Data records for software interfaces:
·····

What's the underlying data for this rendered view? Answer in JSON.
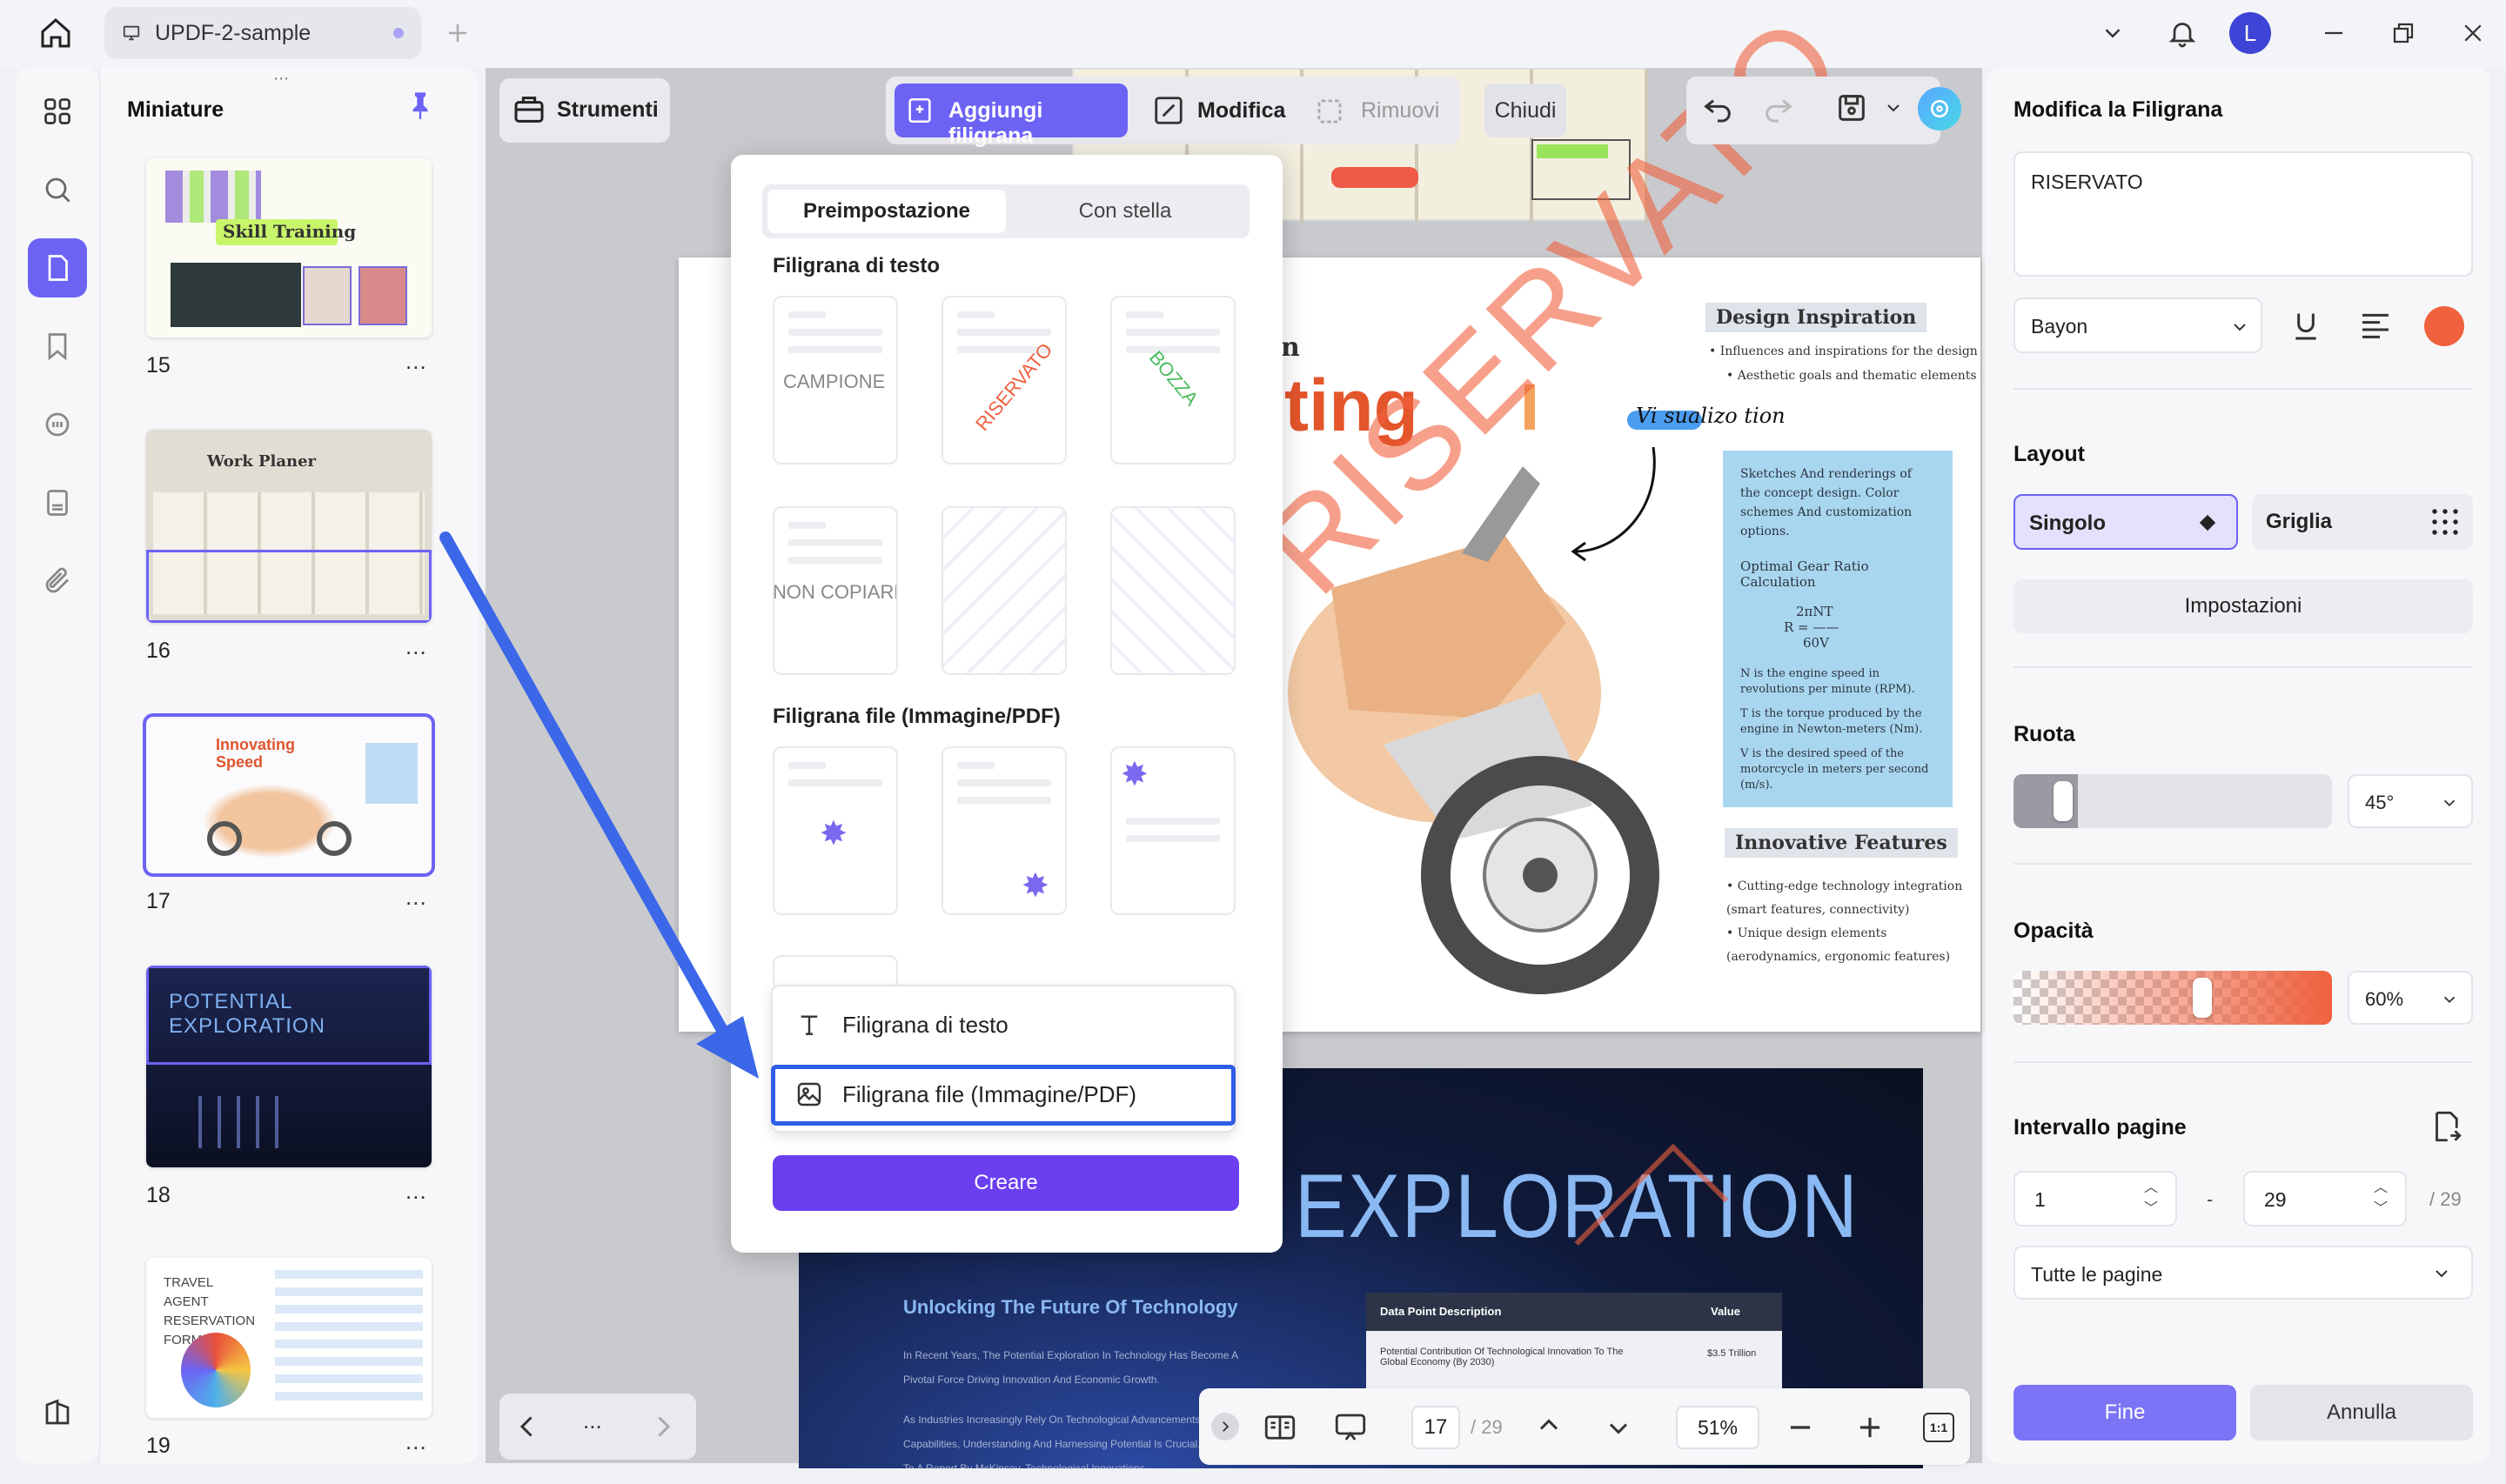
{
  "app": {
    "tab_title": "UPDF-2-sample",
    "avatar_letter": "L"
  },
  "thumbnails": {
    "title": "Miniature",
    "more": "...",
    "pages": [
      {
        "number": "15",
        "caption": "Skill Training"
      },
      {
        "number": "16",
        "caption": "Work Planer"
      },
      {
        "number": "17",
        "caption": "Innovating Speed"
      },
      {
        "number": "18",
        "caption": "POTENTIAL EXPLORATION"
      },
      {
        "number": "19",
        "caption": "TRAVEL AGENT RESERVATION FORM"
      }
    ]
  },
  "toolbar": {
    "tools_label": "Strumenti",
    "add_watermark": "Aggiungi filigrana",
    "edit": "Modifica",
    "remove": "Rimuovi",
    "close": "Chiudi"
  },
  "popup": {
    "tab_preset": "Preimpostazione",
    "tab_starred": "Con stella",
    "text_section": "Filigrana di testo",
    "file_section": "Filigrana file (Immagine/PDF)",
    "presets": [
      "CAMPIONE",
      "RISERVATO",
      "BOZZA",
      "NON COPIARE"
    ],
    "menu": {
      "text_watermark": "Filigrana di testo",
      "file_watermark": "Filigrana file (Immagine/PDF)"
    },
    "create": "Creare"
  },
  "document": {
    "design_inspiration": "Design Inspiration",
    "bullet1": "• Influences and inspirations for the design",
    "bullet2": "• Aesthetic goals and thematic elements",
    "title_fragment": "ting",
    "n_fragment": "n",
    "visual_text": "Vi sualizo tion",
    "sketch_text": "Sketches And renderings of the concept design. Color schemes And customization options.",
    "gear_title": "Optimal Gear Ratio Calculation",
    "formula": "2πNT",
    "formula_r": "R = ——",
    "formula_d": "60V",
    "n_desc": "N is the engine speed in revolutions per minute (RPM).",
    "t_desc": "T is the torque produced by the engine in Newton-meters (Nm).",
    "v_desc": "V is the desired speed of the motorcycle in meters per second (m/s).",
    "innovative_features": "Innovative Features",
    "feat1": "• Cutting-edge technology integration (smart features, connectivity)",
    "feat2": "• Unique design elements (aerodynamics, ergonomic features)",
    "watermark_text": "RISERVATO",
    "exploration_title": "EXPLORATION",
    "exploration_subtitle": "Unlocking The Future Of Technology",
    "table_h1": "Data Point Description",
    "table_h2": "Value",
    "table_r1c1": "Potential Contribution Of Technological Innovation To The Global Economy (By 2030)",
    "table_r1c2": "$3.5 Trillion",
    "exploration_p1": "In Recent Years, The Potential Exploration In Technology Has Become A Pivotal Force Driving Innovation And Economic Growth.",
    "exploration_p2": "As Industries Increasingly Rely On Technological Advancements, Enhance Capabilities, Understanding And Harnessing Potential Is Crucial. According To A Report By McKinsey, Technological Innovations"
  },
  "bottom_nav": {
    "ellipsis": "...",
    "current_page": "17",
    "total_pages": "/ 29",
    "zoom": "51%",
    "fit": "1:1"
  },
  "right_panel": {
    "title": "Modifica la Filigrana",
    "text_value": "RISERVATO",
    "font": "Bayon",
    "color": "#f0613e",
    "layout_label": "Layout",
    "single": "Singolo",
    "grid": "Griglia",
    "settings": "Impostazioni",
    "rotate_label": "Ruota",
    "rotate_value": "45°",
    "opacity_label": "Opacità",
    "opacity_value": "60%",
    "opacity_level": 0.6,
    "range_label": "Intervallo pagine",
    "range_from": "1",
    "range_dash": "-",
    "range_to": "29",
    "range_total": "/ 29",
    "range_select": "Tutte le pagine",
    "finish": "Fine",
    "cancel": "Annulla"
  },
  "colors": {
    "accent": "#6c63f5",
    "arrow": "#3b67e8",
    "watermark": "#f0613e"
  }
}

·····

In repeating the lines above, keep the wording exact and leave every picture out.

What's the underlying data for this rendered view? Answer in JSON.
{
  "app": {
    "tab_title": "UPDF-2-sample",
    "avatar_letter": "L"
  },
  "thumbnails": {
    "title": "Miniature",
    "more": "...",
    "pages": [
      {
        "number": "15",
        "caption": "Skill Training"
      },
      {
        "number": "16",
        "caption": "Work Planer"
      },
      {
        "number": "17",
        "caption": "Innovating Speed"
      },
      {
        "number": "18",
        "caption": "POTENTIAL EXPLORATION"
      },
      {
        "number": "19",
        "caption": "TRAVEL AGENT RESERVATION FORM"
      }
    ]
  },
  "toolbar": {
    "tools_label": "Strumenti",
    "add_watermark": "Aggiungi filigrana",
    "edit": "Modifica",
    "remove": "Rimuovi",
    "close": "Chiudi"
  },
  "popup": {
    "tab_preset": "Preimpostazione",
    "tab_starred": "Con stella",
    "text_section": "Filigrana di testo",
    "file_section": "Filigrana file (Immagine/PDF)",
    "presets": [
      "CAMPIONE",
      "RISERVATO",
      "BOZZA",
      "NON COPIARE"
    ],
    "menu": {
      "text_watermark": "Filigrana di testo",
      "file_watermark": "Filigrana file (Immagine/PDF)"
    },
    "create": "Creare"
  },
  "document": {
    "design_inspiration": "Design Inspiration",
    "bullet1": "• Influences and inspirations for the design",
    "bullet2": "• Aesthetic goals and thematic elements",
    "title_fragment": "ting",
    "n_fragment": "n",
    "visual_text": "Vi sualizo tion",
    "sketch_text": "Sketches And renderings of the concept design. Color schemes And customization options.",
    "gear_title": "Optimal Gear Ratio Calculation",
    "formula": "2πNT",
    "formula_r": "R = ——",
    "formula_d": "60V",
    "n_desc": "N is the engine speed in revolutions per minute (RPM).",
    "t_desc": "T is the torque produced by the engine in Newton-meters (Nm).",
    "v_desc": "V is the desired speed of the motorcycle in meters per second (m/s).",
    "innovative_features": "Innovative Features",
    "feat1": "• Cutting-edge technology integration (smart features, connectivity)",
    "feat2": "• Unique design elements (aerodynamics, ergonomic features)",
    "watermark_text": "RISERVATO",
    "exploration_title": "EXPLORATION",
    "exploration_subtitle": "Unlocking The Future Of Technology",
    "table_h1": "Data Point Description",
    "table_h2": "Value",
    "table_r1c1": "Potential Contribution Of Technological Innovation To The Global Economy (By 2030)",
    "table_r1c2": "$3.5 Trillion",
    "exploration_p1": "In Recent Years, The Potential Exploration In Technology Has Become A Pivotal Force Driving Innovation And Economic Growth.",
    "exploration_p2": "As Industries Increasingly Rely On Technological Advancements, Enhance Capabilities, Understanding And Harnessing Potential Is Crucial. According To A Report By McKinsey, Technological Innovations"
  },
  "bottom_nav": {
    "ellipsis": "...",
    "current_page": "17",
    "total_pages": "/ 29",
    "zoom": "51%",
    "fit": "1:1"
  },
  "right_panel": {
    "title": "Modifica la Filigrana",
    "text_value": "RISERVATO",
    "font": "Bayon",
    "color": "#f0613e",
    "layout_label": "Layout",
    "single": "Singolo",
    "grid": "Griglia",
    "settings": "Impostazioni",
    "rotate_label": "Ruota",
    "rotate_value": "45°",
    "opacity_label": "Opacità",
    "opacity_value": "60%",
    "opacity_level": 0.6,
    "range_label": "Intervallo pagine",
    "range_from": "1",
    "range_dash": "-",
    "range_to": "29",
    "range_total": "/ 29",
    "range_select": "Tutte le pagine",
    "finish": "Fine",
    "cancel": "Annulla"
  },
  "colors": {
    "accent": "#6c63f5",
    "arrow": "#3b67e8",
    "watermark": "#f0613e"
  }
}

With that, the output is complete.